Family of missing pilot files for judicial review

Family of missing pilot files for judicial review
Missing pilot Byron Ferguson

NASSAU, BAHAMAS — The wife of missing pilot Byron Ferguson, whose aircraft plunged into waters off Nirvana Beach last November, has filed for a judicial review into the handling of the search and rescue efforts, Eyewitness News Online can confirm. 

Anya Ferguson is seeking a review of the decisions made on November 8, 2018, the night of the incident, including the RBDF’s failure to secure wreckage spotted on the night, the reported decision to call off the search until early the next morning; and other related matters.

She is represented by attorneys Bjorn Ferguson and Christina Galanos.

The respondents are listed as Royal Bahamas Defence Force Commodore Tellis Bethel, Commissioner of Police Anthony Ferguson, the Bahamas Civil Aviation Authority Director Charles Beneby and the Office of the Attorney General.

When contacted, Bjorn Ferguson said: “They had a duty to secure the wreckage. If you read Aviation Act, they must secure the wreck, and the commodore said he made the decision not to do it… He can’t do that. And you can’t call off a search and rescue three hours into a search, especially under the circumstances. So, we have filed for a judicial review.”

Byron Ferguson departed the West Palm Beach Country Park Airport at approximately 7.25 pm on November 8, 2018, according to an interim report obtained by Eyewitness News Online.

He was en route to Lynden Pindling International Airport (LPIA) with a load of cargo on board.

But the pilot never made it.

Shortly before the aircraft plunged in waters approximately 2.3 nautical miles from the approach end of runway 14 of LPIA, Ferguson advised Air Traffic Control he was experiencing engine problems.

In the hours after the crash, authorities advised that they saw debris believed to be from the aircraft; however, when they returned to the same area the following morning, they were unable to locate the wreckage.

A U.S. Coast Guard helicopter and several RBDF patrol vessels responded the incident.

In the days that followed, volunteers and civilian divers found parts of a wrecked plane believed to be from the crash.

At the time, RBDF Commodore Tellis Bethel said: “No efforts were made to secure the aircraft because our priority right then and there was to look for persons who might have been alive in the water”.

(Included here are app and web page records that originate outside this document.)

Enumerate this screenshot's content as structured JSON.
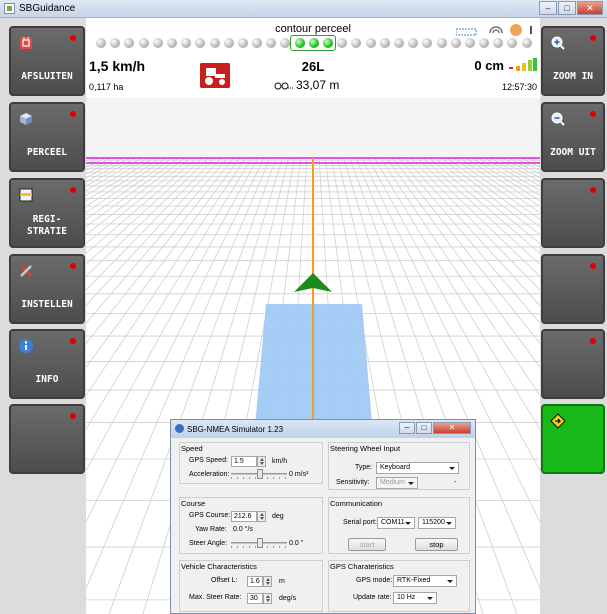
{
  "window": {
    "title": "SBGuidance",
    "min": "–",
    "max": "□",
    "close": "✕"
  },
  "left_buttons": [
    {
      "label": "AFSLUITEN",
      "icon": "exit-icon"
    },
    {
      "label": "PERCEEL",
      "icon": "field-icon"
    },
    {
      "label": "REGI-\nSTRATIE",
      "icon": "register-icon"
    },
    {
      "label": "INSTELLEN",
      "icon": "settings-icon"
    },
    {
      "label": "INFO",
      "icon": "info-icon"
    },
    {
      "label": "",
      "icon": ""
    }
  ],
  "right_buttons": [
    {
      "label": "ZOOM IN",
      "icon": "zoom-in-icon"
    },
    {
      "label": "ZOOM UIT",
      "icon": "zoom-out-icon"
    },
    {
      "label": "",
      "icon": ""
    },
    {
      "label": "",
      "icon": ""
    },
    {
      "label": "",
      "icon": ""
    },
    {
      "label": "",
      "icon": "arrow-diamond-icon",
      "color": "#18b818"
    }
  ],
  "status": {
    "mode_title": "contour perceel",
    "speed": "1,5 km/h",
    "area": "0,117 ha",
    "lane": "26L",
    "distance": "33,07 m",
    "offset": "0 cm",
    "time": "12:57:30",
    "leds_total": 31,
    "leds_active": [
      14,
      15,
      16
    ]
  },
  "colors": {
    "boundary": "#e020e0",
    "guide_line": "#f0a020",
    "coverage": "#9cc8f4",
    "vehicle": "#1d8a1d",
    "button_bg": "#5c5c5c",
    "indicator": "#e00000"
  },
  "dialog": {
    "title": "SBG-NMEA Simulator 1.23",
    "speed": {
      "header": "Speed",
      "gps_speed_label": "GPS Speed:",
      "gps_speed_value": "1.5",
      "gps_speed_unit": "km/h",
      "accel_label": "Acceleration:",
      "accel_value": "0 m/s²"
    },
    "course": {
      "header": "Course",
      "gps_course_label": "GPS Course:",
      "gps_course_value": "212.6",
      "gps_course_unit": "deg",
      "yaw_label": "Yaw Rate:",
      "yaw_value": "0.0 °/s",
      "steer_label": "Steer Angle:",
      "steer_value": "0.0 °"
    },
    "vehicle": {
      "header": "Vehicle Characteristics",
      "offset_label": "Offset L:",
      "offset_value": "1.6",
      "offset_unit": "m",
      "max_steer_label": "Max. Steer Rate:",
      "max_steer_value": "30",
      "max_steer_unit": "deg/s"
    },
    "steering": {
      "header": "Steering Wheel Input",
      "type_label": "Type:",
      "type_value": "Keyboard",
      "sens_label": "Sensitivity:",
      "sens_value": "Medium",
      "dash": "-"
    },
    "comm": {
      "header": "Communication",
      "port_label": "Serial port:",
      "port_value": "COM11",
      "baud_value": "115200",
      "start": "start",
      "stop": "stop"
    },
    "gps": {
      "header": "GPS Charateristics",
      "mode_label": "GPS mode:",
      "mode_value": "RTK-Fixed",
      "rate_label": "Update rate:",
      "rate_value": "10 Hz"
    }
  }
}
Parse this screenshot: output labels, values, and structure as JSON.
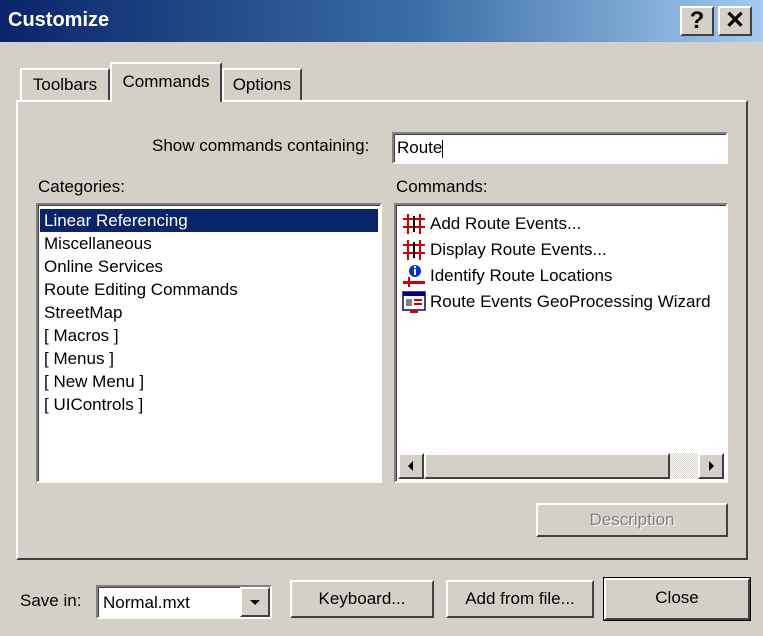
{
  "window": {
    "title": "Customize",
    "help_glyph": "?",
    "close_glyph": "✕"
  },
  "tabs": [
    {
      "label": "Toolbars"
    },
    {
      "label": "Commands"
    },
    {
      "label": "Options"
    }
  ],
  "search": {
    "label": "Show commands containing:",
    "value": "Route"
  },
  "categories": {
    "label": "Categories:",
    "items": [
      "Linear Referencing",
      "Miscellaneous",
      "Online Services",
      "Route Editing Commands",
      "StreetMap",
      "[ Macros ]",
      "[ Menus ]",
      "[ New Menu ]",
      "[ UIControls ]"
    ],
    "selected_index": 0
  },
  "commands": {
    "label": "Commands:",
    "items": [
      {
        "label": "Add Route Events...",
        "icon": "route-events-icon"
      },
      {
        "label": "Display Route Events...",
        "icon": "route-events-icon"
      },
      {
        "label": "Identify Route Locations",
        "icon": "identify-route-icon"
      },
      {
        "label": "Route Events GeoProcessing Wizard",
        "icon": "geoprocessing-wizard-icon"
      }
    ]
  },
  "description_button": "Description",
  "footer": {
    "save_in_label": "Save in:",
    "save_in_value": "Normal.mxt",
    "keyboard_button": "Keyboard...",
    "add_from_file_button": "Add from file...",
    "close_button": "Close"
  },
  "colors": {
    "selection": "#0a246a",
    "face": "#d4d0c8",
    "title_start": "#0a246a",
    "title_end": "#a6caf0"
  }
}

The commodore defended the efforts of the defense force.

He admitted; however, that the RBDF poorly communicated details of its investigation into the plane crash.

The incident was one of intense public scrutiny as law enforcement agencies, particularly the RBDF were put under the spotlight.

The Ferguson family, and Attorney General Carl Bethel, berated the RBDF over the organization’s handling of the initial search and rescue effort.

The search for the wreckage slowed in late November.

In the subsequent months, the RBDF’s routine patrols were tasked with keeping a look out for anything that might be related to the crash.

Prime Minister Dr. Hubert Minnis promised a full review of the “protocols, procedures and agencies involved”.

An interim report into the crash prepared by the Air Accident Investigation Department, noted the pilot, major parts and components of the aircraft — a Piper Aztec PA-23-250 — and an undetermined amount of cargo were never recovered as the aircraft was lost to the ocean.

The AAID also noted the sole objective of the investigation of an accident or incident is to prevent future accidents or incidents and not to “apportion blame or liability”.

A final report is expected to be released in early 2020.

Bjorn Ferguson added: “When the final report on the incident is released, we will consider further legal options.”